According to tracking data gathered from the various social media outlets that allow us normies to tell Olympians how much we heart them, usual suspects like Michael Phelps, Usain Bolt, Gabby Douglas and Misty-May Treanor racked up the most traffic before and during this summer's games. No surprises there, but based on a comparison of social media activity preceding and during the games, number crunchers at AddThis figured out that the five athletes who recorded the highest buzz increases were all women because this Olympics, in case you haven't heard already, was the year that female athletes saved the United States from global embarrassment by being generally awesome.
Wired's Lainna Fader is quick to point out, however, that the increased interest in female athletes isn't necessarily evidence that all members of the viewing public are commending them on their athletic prowess — just as many social media gadflies were likely to discuss female athletes' physical appearance as their superhuman feats of strength and speed. Though Gabby Douglas, for example, beat out Michael Phelps as the "Most-Clicked Athlete" on NBCOlympics.com by a whopping 11 million pageviews, internet chatter was just as likely to focus on her hair as her Catwomanly agility. Fader explains that, though the U.S. Women's gymnastics team became veritable superstars after winning Olympic gold, plenty of trolls contributed not-so-pleasant opinions to the general internet discussion:
After checking out the terms most often associated with each of the top five female athletes, it seems we were right to be suspicious. Douglas' hair was discussed about as frequently as her sport. Wieber's elimination was a hot topic, but so were her "hot" and "stunning" looks. And apparently a lot of people were searching for "pics" of Raisman and asking if she's single.
Still, says former NBC Olympics producer and founder of First-Person Communications Douglas Warshaw, Olympic women dominated the social mediaverse during the games, and that's nothing to sneeze at because it helps draw attention to women in sport, which helps provide a whole generation of young girls with athletic role models to look up to and, eventually, emulate. Warshaw thinks that, though it's not easy to dismiss "the ‘hottest women of the Olympics' thing, and the sex appeal of the increasingly tight uniforms," the percentage spike in discussion about female athletes before and during the actual games reveals that the public has a genuine interest in learning more about women who don't necessarily attract a lot of attention beyond the Olympics.
I think women athletes resonate the most with us because they don't get the coverage day in and day out in between the Games.
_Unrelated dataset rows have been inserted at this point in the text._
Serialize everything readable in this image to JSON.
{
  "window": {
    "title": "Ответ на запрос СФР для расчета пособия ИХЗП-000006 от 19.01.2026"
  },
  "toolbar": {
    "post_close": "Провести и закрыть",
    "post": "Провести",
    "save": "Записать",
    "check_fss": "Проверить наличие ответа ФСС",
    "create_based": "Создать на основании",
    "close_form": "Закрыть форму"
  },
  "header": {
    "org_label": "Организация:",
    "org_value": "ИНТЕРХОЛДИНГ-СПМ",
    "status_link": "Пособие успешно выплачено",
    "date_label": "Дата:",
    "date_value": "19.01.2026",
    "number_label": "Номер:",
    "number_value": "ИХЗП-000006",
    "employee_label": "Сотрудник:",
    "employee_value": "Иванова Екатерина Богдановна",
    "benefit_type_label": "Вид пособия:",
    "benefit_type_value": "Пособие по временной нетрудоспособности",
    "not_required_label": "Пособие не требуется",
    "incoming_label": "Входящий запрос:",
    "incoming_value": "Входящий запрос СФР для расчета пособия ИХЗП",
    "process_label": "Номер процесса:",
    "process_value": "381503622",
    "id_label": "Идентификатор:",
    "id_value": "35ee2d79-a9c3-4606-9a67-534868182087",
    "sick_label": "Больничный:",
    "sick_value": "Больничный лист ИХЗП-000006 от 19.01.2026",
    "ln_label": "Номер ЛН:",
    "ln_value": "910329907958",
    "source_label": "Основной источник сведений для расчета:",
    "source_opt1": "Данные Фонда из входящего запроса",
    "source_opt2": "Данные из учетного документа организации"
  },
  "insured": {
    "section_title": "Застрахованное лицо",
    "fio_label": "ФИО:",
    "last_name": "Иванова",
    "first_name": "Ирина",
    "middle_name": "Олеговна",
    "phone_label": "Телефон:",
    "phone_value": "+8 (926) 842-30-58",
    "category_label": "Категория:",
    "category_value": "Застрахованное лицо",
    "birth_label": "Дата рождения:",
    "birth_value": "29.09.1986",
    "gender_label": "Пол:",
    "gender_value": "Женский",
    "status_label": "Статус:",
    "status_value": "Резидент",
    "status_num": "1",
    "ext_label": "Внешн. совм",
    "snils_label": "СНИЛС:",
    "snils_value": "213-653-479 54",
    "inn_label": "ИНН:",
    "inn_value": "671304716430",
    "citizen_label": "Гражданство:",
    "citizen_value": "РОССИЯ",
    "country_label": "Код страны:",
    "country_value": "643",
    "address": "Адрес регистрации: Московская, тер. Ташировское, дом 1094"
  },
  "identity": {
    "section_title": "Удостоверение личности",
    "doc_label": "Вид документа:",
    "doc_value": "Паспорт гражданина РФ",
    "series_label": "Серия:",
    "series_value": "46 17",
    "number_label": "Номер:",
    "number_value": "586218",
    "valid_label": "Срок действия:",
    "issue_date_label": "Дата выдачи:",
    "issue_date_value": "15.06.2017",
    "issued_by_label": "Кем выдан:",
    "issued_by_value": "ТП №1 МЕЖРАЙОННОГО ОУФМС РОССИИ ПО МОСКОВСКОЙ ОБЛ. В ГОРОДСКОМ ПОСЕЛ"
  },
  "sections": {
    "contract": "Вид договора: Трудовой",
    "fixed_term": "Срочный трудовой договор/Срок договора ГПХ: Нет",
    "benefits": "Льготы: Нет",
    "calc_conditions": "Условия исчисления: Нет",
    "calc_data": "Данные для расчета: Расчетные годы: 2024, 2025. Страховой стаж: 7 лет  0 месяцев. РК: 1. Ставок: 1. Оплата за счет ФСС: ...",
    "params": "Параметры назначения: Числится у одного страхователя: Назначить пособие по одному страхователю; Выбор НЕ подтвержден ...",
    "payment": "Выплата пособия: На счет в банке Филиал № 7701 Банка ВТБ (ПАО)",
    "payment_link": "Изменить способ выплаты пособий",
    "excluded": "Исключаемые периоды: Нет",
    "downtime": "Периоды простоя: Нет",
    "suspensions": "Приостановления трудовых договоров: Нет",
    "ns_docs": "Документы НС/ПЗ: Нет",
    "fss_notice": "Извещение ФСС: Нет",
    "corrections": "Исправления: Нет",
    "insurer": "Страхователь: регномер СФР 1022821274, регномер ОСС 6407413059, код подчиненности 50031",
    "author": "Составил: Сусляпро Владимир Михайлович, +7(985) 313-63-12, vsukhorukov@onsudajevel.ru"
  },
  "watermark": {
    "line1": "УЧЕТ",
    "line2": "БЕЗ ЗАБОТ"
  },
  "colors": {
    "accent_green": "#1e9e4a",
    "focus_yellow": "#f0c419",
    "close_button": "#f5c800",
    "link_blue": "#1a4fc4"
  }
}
So there's something novel about the way that they're covered during the Olympics, and that adds to their appeal.
Social media buzz will certainly help some of these women secure endorsements, something that's been notoriously difficult for them to do on the same scale as male Olympians.